I looked at several other business listings and didn’t see details like this, but I did find about 45 other businesses with this information by searching Google for “Average Spend Per User Per Month” intitle:”google maps”.
Has anyone else seen this? Where is this data coming from? Just off the top of my head I would think Blippy, but I don’t remember seeing any kind of integration announcement. Did I miss something?
Update: A Google spokesperson told me the following: “… it’s just a small experiment for now. The data is coming from a provider, but since we’re just showing this temporarily while tweaking it, we don’t have more info to share right now.”
I dunno, it seems like businesses might have questions about a data point like this showing up on their listings, especially as it isn’t sourced. Is it going to make a business look too expensive, or raise questions about what’s being offered? Conversely, is Google getting this data from enough people for it to be used in marketing analysis? If I’m Lozano Brushless Car Wash, when I will know if Google’s pulling data from a large enough sample to be useful and trustworthy? Should I start looking at this now as an analysis and marketing planning tool?
As someone who spends a lot of time in her “real job” doing marketing planning, customer communications, ad buying, etc, I can think of a dozen ways I’d use this data — but not until I knew enough about it to trust it.
LoopNet announced yesterday the LoopNet Property Database, which contains information on five million commercial properties of several different types. The database, which is in beta, is available only to LoopNet Premium Members (Premium membership is between $39.95 and $49.95 depending on how you are billed) but LoopNet gave me temporary access so I could take a look around and give you guys a report. There’s also an iPad app, but you won’t be getting a review on that from me…
LoopNet is available at http://www.loopnet.com/. You can do a certain amount of searching for free, but to have access to all building data you need a premium membership.
The screenshot shows all the property search options available, which are extensive. Options include property type, location (as broad as country or as narrow as zip code or address/intersection), property criteria, and property use and status. (That last one has been updated to include only distressed properties and only property auctions.) I can imagine some other search options I might want (for example, searching for warehouse property and wanting to specify what percentage of my target warehouse is climate-controlled) but this is pretty extensive.
I did a search for warehouse spaces for sale in the Birmingham, Alabama area and got 72 results. Results included an image of the building, brief description, and price. Clicking on a property gets you additional information like more building stats, description, and a flier. The new goodies are down at the bottom of the listing, however, under the “View the Property Record” link. Here you’ll get tax and property data, historical pricing and rent trends (metro area and state) and map and street view (courtesy Bing and Google Maps respectively.)
There are also tabs available for sale and lease histories, but none of the properties I looked at had much of a sale and lease history.

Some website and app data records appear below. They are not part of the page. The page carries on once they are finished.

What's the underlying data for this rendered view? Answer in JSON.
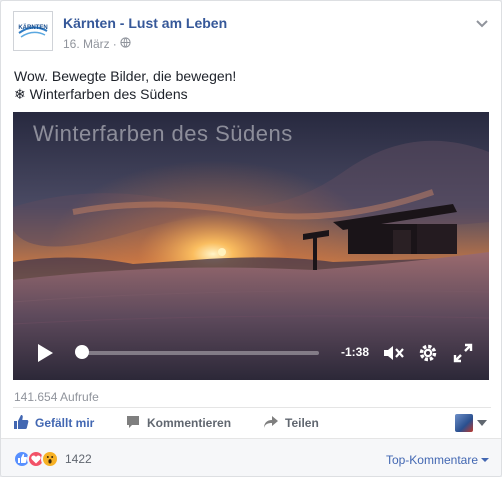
{
  "post": {
    "page_name": "Kärnten - Lust am Leben",
    "date": "16. März",
    "date_separator": "·",
    "line1": "Wow. Bewegte Bilder, die bewegen!",
    "line2": "❄ Winterfarben des Südens",
    "logo_text": "KÄRNTEN"
  },
  "video": {
    "title_overlay": "Winterfarben des Südens",
    "remaining_time": "-1:38",
    "progress": 0.0
  },
  "stats": {
    "views": "141.654 Aufrufe"
  },
  "actions": {
    "like": "Gefällt mir",
    "comment": "Kommentieren",
    "share": "Teilen"
  },
  "footer": {
    "reaction_count": "1422",
    "sort_label": "Top-Kommentare",
    "reactions": [
      "like",
      "love",
      "wow"
    ]
  },
  "colors": {
    "link_blue": "#365899",
    "action_blue": "#4267b2",
    "like_icon": "#5890ff",
    "love_icon": "#f25268",
    "wow_icon": "#f7b125"
  }
}
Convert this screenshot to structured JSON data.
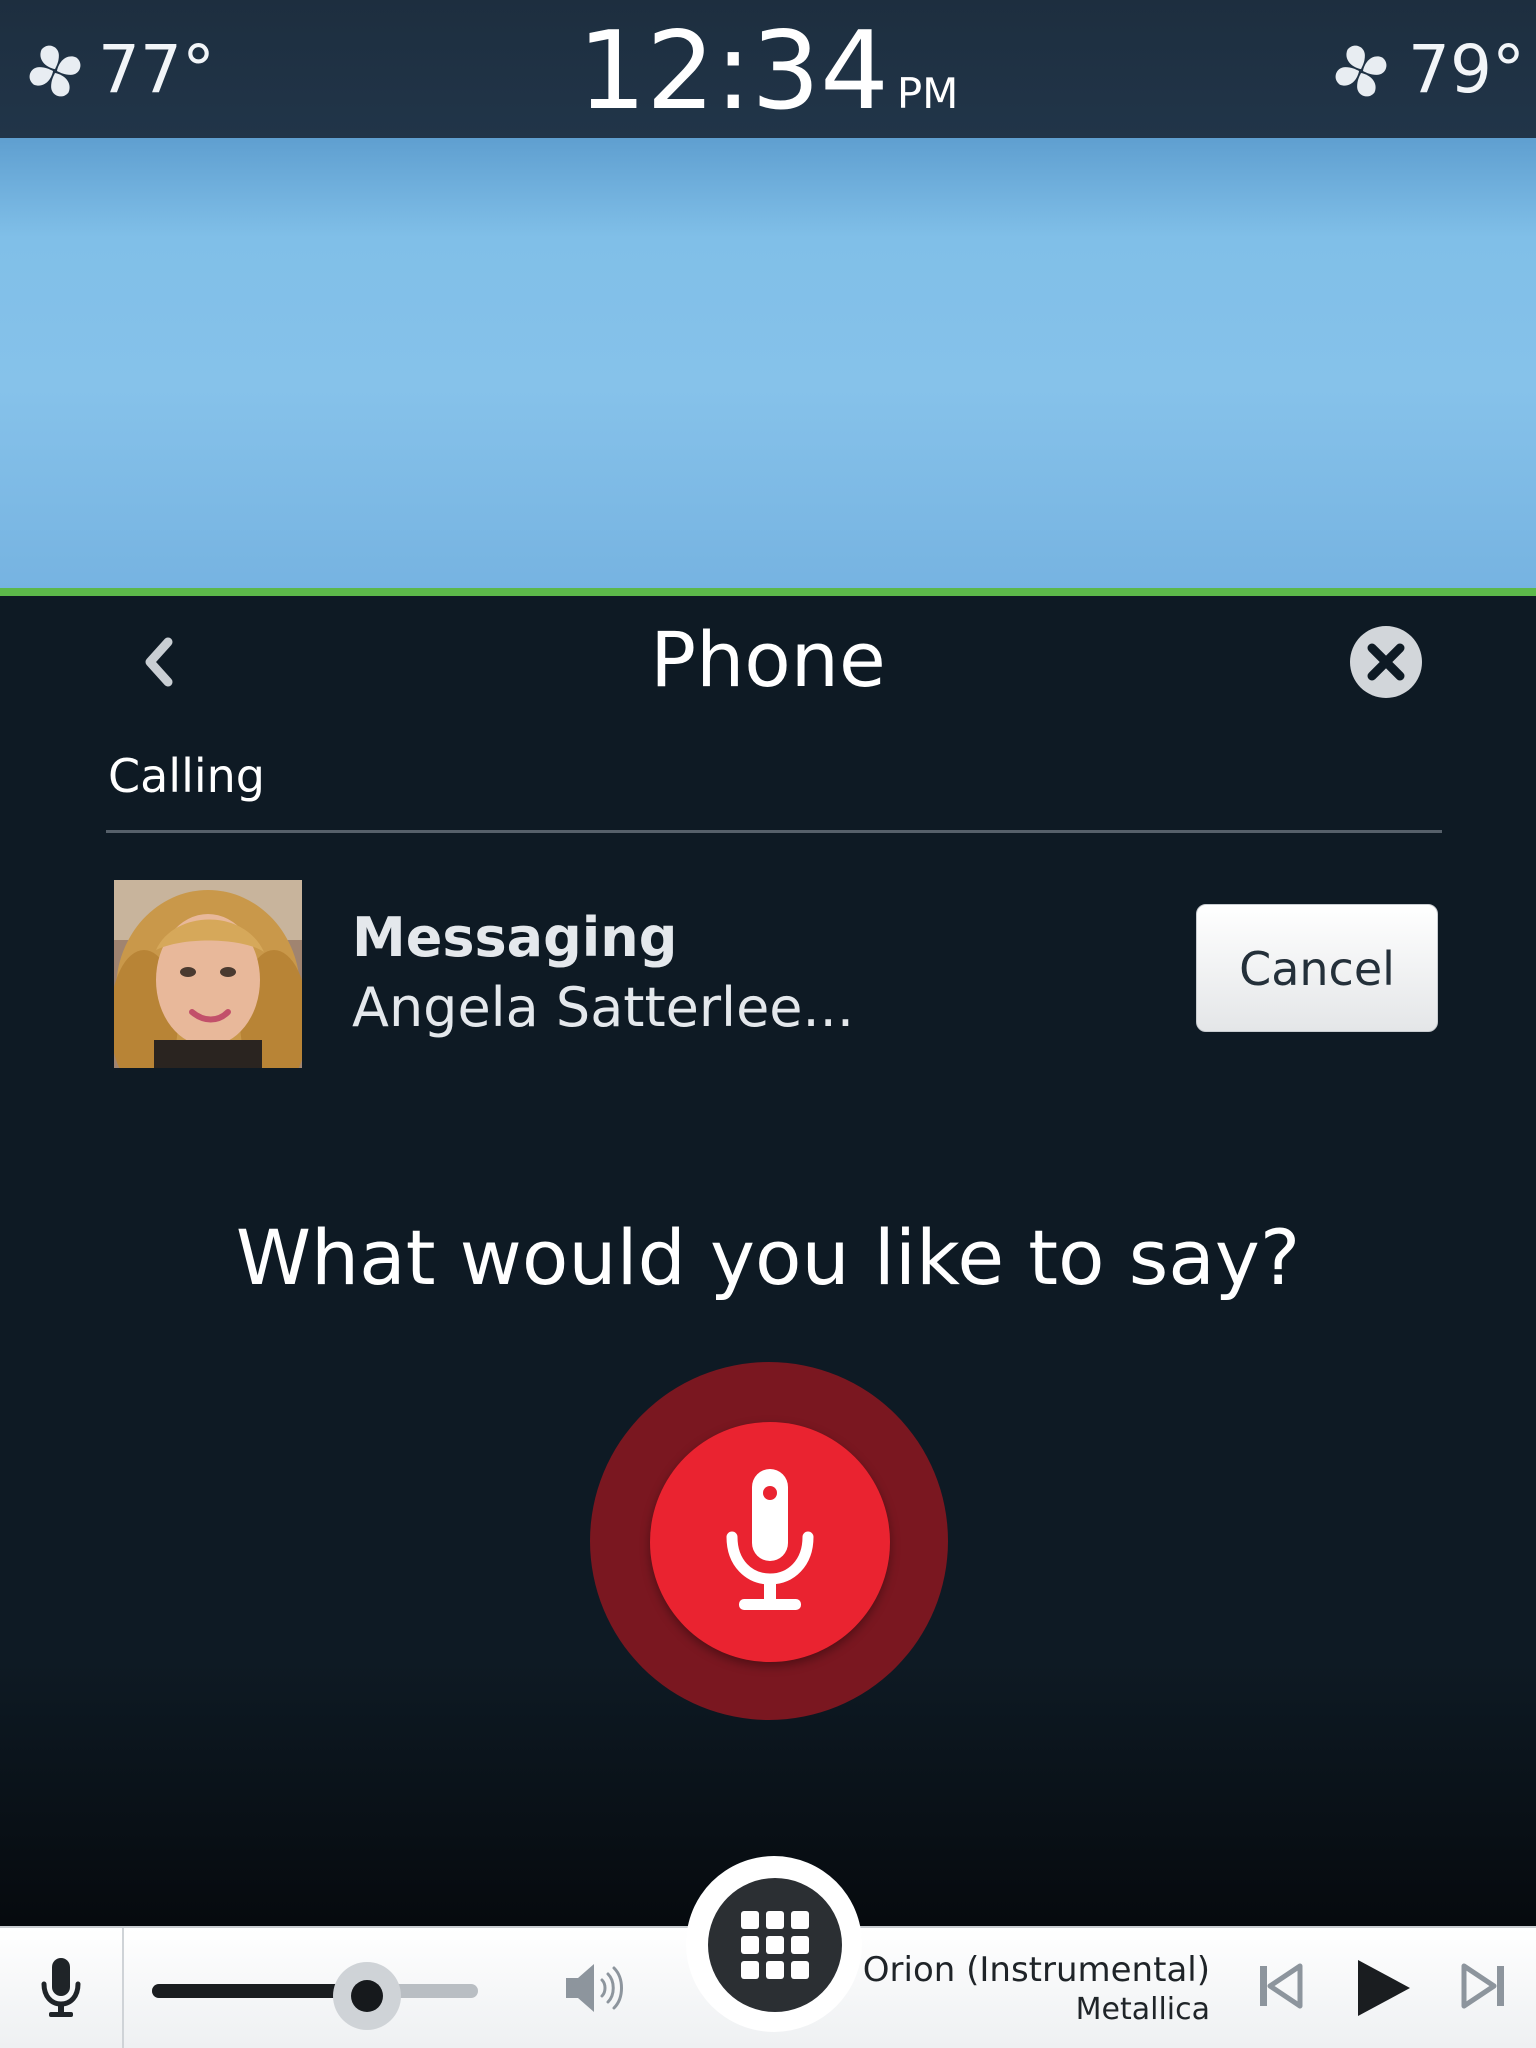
{
  "status_bar": {
    "left_temp": "77°",
    "time": "12:34",
    "ampm": "PM",
    "right_temp": "79°",
    "left_icon": "fan-icon",
    "right_icon": "fan-icon"
  },
  "phone_panel": {
    "title": "Phone",
    "back_icon": "chevron-left-icon",
    "close_icon": "close-circle-icon",
    "section_label": "Calling",
    "contact": {
      "action": "Messaging",
      "name": "Angela Satterlee...",
      "avatar": "contact-photo"
    },
    "cancel_label": "Cancel",
    "prompt": "What would you like to say?",
    "mic_icon": "microphone-icon"
  },
  "bottom_bar": {
    "mic_icon": "microphone-icon",
    "volume_level": 0.66,
    "speaker_icon": "speaker-icon",
    "home_icon": "grid-icon",
    "now_playing": {
      "title": "Orion (Instrumental)",
      "artist": "Metallica"
    },
    "controls": [
      "previous-track-icon",
      "play-icon",
      "next-track-icon"
    ]
  },
  "colors": {
    "accent_line": "#5cb84a",
    "panel_bg": "#0e1a24",
    "mic_red": "#ea2330",
    "mic_ring": "#7a1720"
  }
}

The property search is not without its errors — I found a PO box that was listed as a property — but for the most part it was easy to use and the historical information provided a useful perspective. Not cheap, but plenty of information. How about downloadable comma-delimited trends data so I can mix up and create my own graphs?